In a matter of weeks, we went from thinking the Paris Agreement was a 90s rom-com starring Meg Ryan, to thousands demanding Trump’s administration restore and protect essential funding to the Environmental Protection Agency, among dozens of other threatened organizations.
9. SNL is better than ever
The late-night comedy show posted its highest ratings in 20 years following Trump’s inauguration.We’ll sum up the awesomeness in one word: “Spicey.”
10. Justin Trudeau replaced Justin Bieber as the most popular Canadian
Where Trump wants walls and secured borders, Trudeau offers asylum, particularly for Syrian refugees, thanks to groundbreaking public programs.
11. Women are pursuing political office in record numbers
Emerge America, a group that trains Democratic women to run for office, has seen an 87 percent increase in training session applications since Election Day.
12. Stephen Colbert is back
After leaving his Comedy Central archconservative character behind, Colbert lost a bit of his edge—and his ratings. But with Trump in office, he too is seeing a ratings boon and is now the most viewed show on late night.
13. But Samantha Bee is even better
While Fallon and company treaded lightly during the election, Bee committed to skewering Trump, which made for essential TV (and great therapy for viewers).
Delaying the health care vote today to try to figure out what a woman is. https://t.co/ezu5p4r40A— Full Frontal (@Full Frontal)1490299868.0
14. Visits to the Manzanar National Historic Site are at a record high
The former WWII-era Japanese internment camp is just one preserved site benefiting from renewed public interest, just as Trump threatens other monuments.
15. George Orwell bumped James Patterson off of the bestseller list
Ok, that’s not entirely true, but Orwell’s 1956 dystopian satire 1984 cracked the top of Amazon’s top book purchases.
16. Journalism is now an honorable vocation
The concern over alternative facts and fake news—whether propagated by Macedonian teenagers, Facebook, or Trump himself—has led the public to think more critically about the Fourth Estate and to support reliable and ethical institutions. This is particularly true for outlets who have earned Trump’s vitriol: The “failing’ New York Times added 276,000 digital subscriptions since Trump’s victory. After Trump blasted Vanity Fair, the mag’s subscriptions soared.
Has anyone looked at the really poor numbers of @VanityFair Magazine. Way down, big trouble, dead! Graydon Carter, no talent, will be out!— Donald J. Trump (@Donald J. Trump)1481807155.0
They wisely capitalized on the moment with a marketing campaign boasting the tagline: “The magazine Trump doesn’t want you to read.”

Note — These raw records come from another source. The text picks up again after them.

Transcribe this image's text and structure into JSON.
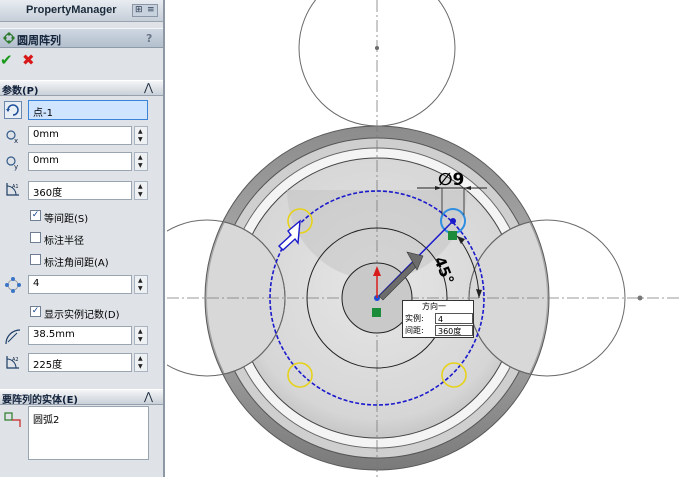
{
  "panel": {
    "title": "PropertyManager",
    "feature_name": "圆周阵列",
    "help": "?",
    "ok": "✔",
    "cancel": "✖"
  },
  "parameters": {
    "section_label": "参数(P)",
    "collapse": "⋀",
    "center_point": "点-1",
    "x_value": "0mm",
    "y_value": "0mm",
    "total_angle": "360度",
    "equal_spacing": {
      "label": "等间距(S)",
      "checked": true
    },
    "dimension_radius": {
      "label": "标注半径",
      "checked": false
    },
    "dimension_angular": {
      "label": "标注角间距(A)",
      "checked": false
    },
    "instance_count": "4",
    "show_instance_count": {
      "label": "显示实例记数(D)",
      "checked": true
    },
    "radius": "38.5mm",
    "angle2": "225度"
  },
  "entities": {
    "section_label": "要阵列的实体(E)",
    "collapse": "⋀",
    "items": [
      "圆弧2"
    ]
  },
  "graphics": {
    "diameter_label": "∅9",
    "angle_label": "45°",
    "tooltip": {
      "title": "方向一",
      "instances_label": "实例:",
      "instances_value": "4",
      "spacing_label": "间距:",
      "spacing_value": "360度"
    }
  },
  "colors": {
    "pattern_circle": "#1a1acc",
    "highlight": "#e6d21a",
    "selected": "#2f8ee0"
  }
}
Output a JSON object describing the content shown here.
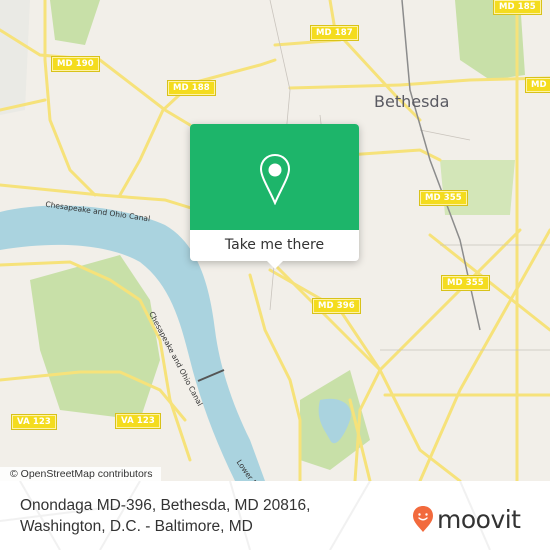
{
  "map": {
    "city_label": "Bethesda",
    "road_shields": [
      {
        "id": "md-190",
        "label": "MD 190"
      },
      {
        "id": "md-188",
        "label": "MD 188"
      },
      {
        "id": "md-187",
        "label": "MD 187"
      },
      {
        "id": "md-185",
        "label": "MD 185"
      },
      {
        "id": "md-355-a",
        "label": "MD 355"
      },
      {
        "id": "md-355-b",
        "label": "MD 355"
      },
      {
        "id": "md-355-c",
        "label": "MD"
      },
      {
        "id": "md-396",
        "label": "MD 396"
      },
      {
        "id": "va-123-a",
        "label": "VA 123"
      },
      {
        "id": "va-123-b",
        "label": "VA 123"
      }
    ],
    "waterway_labels": {
      "canal_top": "Chesapeake and Ohio Canal",
      "canal_river": "Chesapeake and Ohio Canal",
      "lower_potomac": "Lower Poto"
    },
    "attribution": "© OpenStreetMap contributors",
    "colors": {
      "land": "#f2efe9",
      "water": "#aad3df",
      "park": "#c8e0a8",
      "road": "#f6e27a"
    }
  },
  "popup": {
    "icon": "map-pin-icon",
    "button_label": "Take me there",
    "accent_color": "#1db56a"
  },
  "footer": {
    "address_line1": "Onondaga MD-396, Bethesda, MD 20816,",
    "address_line2": "Washington, D.C. - Baltimore, MD",
    "brand": "moovit",
    "brand_color": "#f26a3d"
  }
}
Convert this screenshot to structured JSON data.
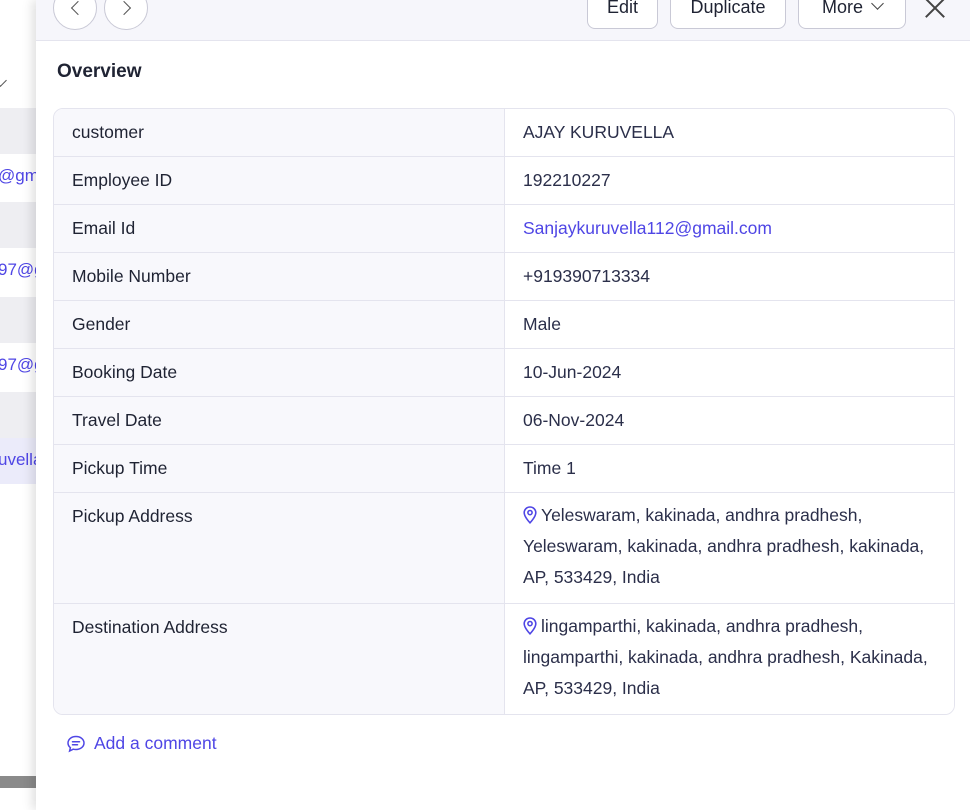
{
  "background_list": {
    "fragments": [
      "@gma",
      "97@g",
      "97@g",
      "uvella"
    ]
  },
  "header": {
    "prev_label": "",
    "next_label": "",
    "edit_label": "Edit",
    "duplicate_label": "Duplicate",
    "more_label": "More"
  },
  "section_title": "Overview",
  "details": {
    "customer": {
      "label": "customer",
      "value": "AJAY KURUVELLA"
    },
    "employee_id": {
      "label": "Employee ID",
      "value": "192210227"
    },
    "email": {
      "label": "Email Id",
      "value": "Sanjaykuruvella112@gmail.com"
    },
    "mobile": {
      "label": "Mobile Number",
      "value": "+919390713334"
    },
    "gender": {
      "label": "Gender",
      "value": "Male"
    },
    "booking_date": {
      "label": "Booking Date",
      "value": "10-Jun-2024"
    },
    "travel_date": {
      "label": "Travel Date",
      "value": "06-Nov-2024"
    },
    "pickup_time": {
      "label": "Pickup Time",
      "value": "Time 1"
    },
    "pickup_address": {
      "label": "Pickup Address",
      "value": "Yeleswaram, kakinada, andhra pradhesh, Yeleswaram, kakinada, andhra pradhesh, kakinada, AP, 533429, India"
    },
    "destination_address": {
      "label": "Destination Address",
      "value": "lingamparthi, kakinada, andhra pradhesh, lingamparthi, kakinada, andhra pradhesh, Kakinada, AP, 533429, India"
    }
  },
  "comment_label": "Add a comment",
  "colors": {
    "accent": "#4f46e5",
    "label_bg": "#f8f8fc",
    "border": "#e4e4ee",
    "header_bg": "#f6f6fb"
  },
  "icons": [
    "chevron-left-icon",
    "chevron-right-icon",
    "chevron-down-icon",
    "close-icon",
    "location-pin-icon",
    "comment-icon"
  ]
}
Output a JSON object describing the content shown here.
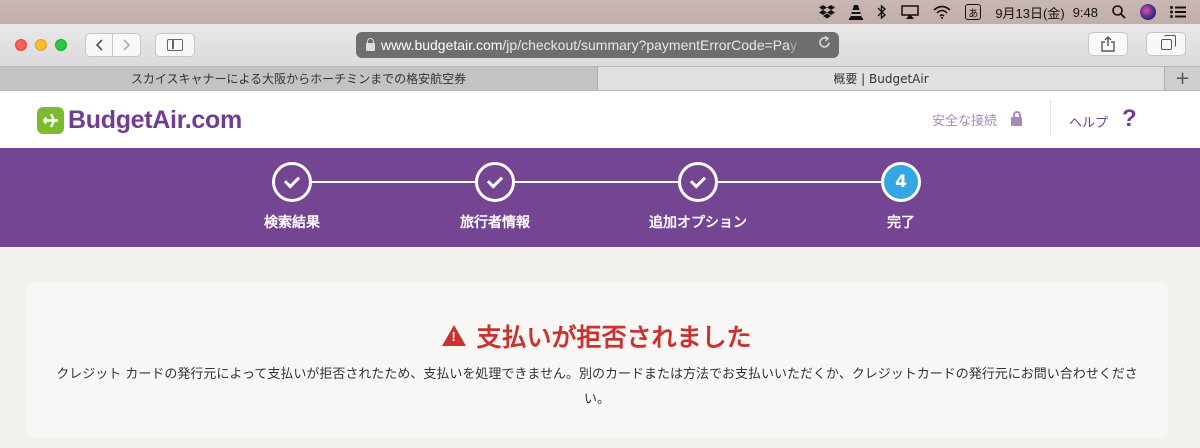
{
  "menubar": {
    "date": "9月13日(金)",
    "time": "9:48",
    "ime": "あ",
    "icons": [
      "dropbox-icon",
      "vlc-icon",
      "bluetooth-icon",
      "airplay-icon",
      "wifi-icon",
      "ime-icon",
      "search-icon",
      "siri-icon",
      "notification-center-icon"
    ]
  },
  "browser": {
    "url_domain": "www.budgetair.com",
    "url_path": "/jp/checkout/summary?paymentErrorCode=Pa",
    "url_fade": "y",
    "tabs": [
      {
        "label": "スカイスキャナーによる大阪からホーチミンまでの格安航空券",
        "active": false
      },
      {
        "label": "概要 | BudgetAir",
        "active": true
      }
    ],
    "newtab": "+"
  },
  "header": {
    "logo_text": "BudgetAir.com",
    "secure_label": "安全な接続",
    "help_label": "ヘルプ",
    "help_glyph": "?"
  },
  "steps": [
    {
      "label": "検索結果",
      "state": "done"
    },
    {
      "label": "旅行者情報",
      "state": "done"
    },
    {
      "label": "追加オプション",
      "state": "done"
    },
    {
      "label": "完了",
      "state": "current",
      "number": "4"
    }
  ],
  "error": {
    "title": "支払いが拒否されました",
    "message": "クレジット カードの発行元によって支払いが拒否されたため、支払いを処理できません。別のカードまたは方法でお支払いいただくか、クレジットカードの発行元にお問い合わせください。"
  },
  "colors": {
    "brand_purple": "#734593",
    "logo_green": "#7dbb2e",
    "current_step_blue": "#33a7e3",
    "error_red": "#c9322e"
  }
}
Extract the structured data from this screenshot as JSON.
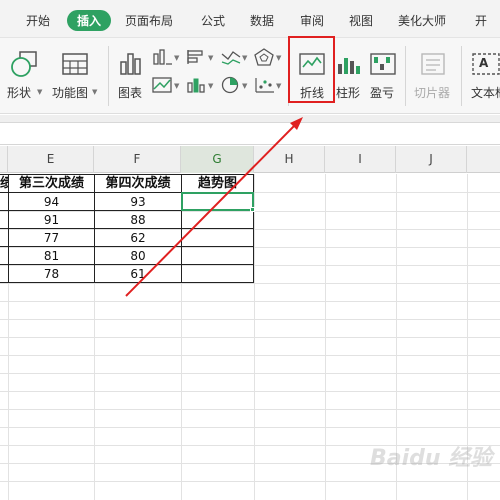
{
  "ribbon_tabs": [
    "开始",
    "插入",
    "页面布局",
    "公式",
    "数据",
    "审阅",
    "视图",
    "美化大师",
    "开"
  ],
  "active_tab": "插入",
  "toolbar": {
    "shapes_label": "形状",
    "function_chart_label": "功能图",
    "chart_label": "图表",
    "line_label": "折线",
    "column_label": "柱形",
    "winloss_label": "盈亏",
    "slicer_label": "切片器",
    "textbox_label": "文本框",
    "textbox_icon_text": "A"
  },
  "columns": [
    "E",
    "F",
    "G",
    "H",
    "I",
    "J"
  ],
  "selected_column": "G",
  "table": {
    "headers": [
      "绩",
      "第三次成绩",
      "第四次成绩",
      "趋势图"
    ],
    "rows": [
      [
        "94",
        "93"
      ],
      [
        "91",
        "88"
      ],
      [
        "77",
        "62"
      ],
      [
        "81",
        "80"
      ],
      [
        "78",
        "61"
      ]
    ]
  },
  "watermark": "Baidu 经验",
  "colors": {
    "accent_green": "#2ea162",
    "highlight_red": "#e02020"
  }
}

Along with that, GOOD’s Winter 2016 issue, which featured our Survival Guide To Donald Trump, won us a National Magazine Award, though we’re not going to thank him anytime soon.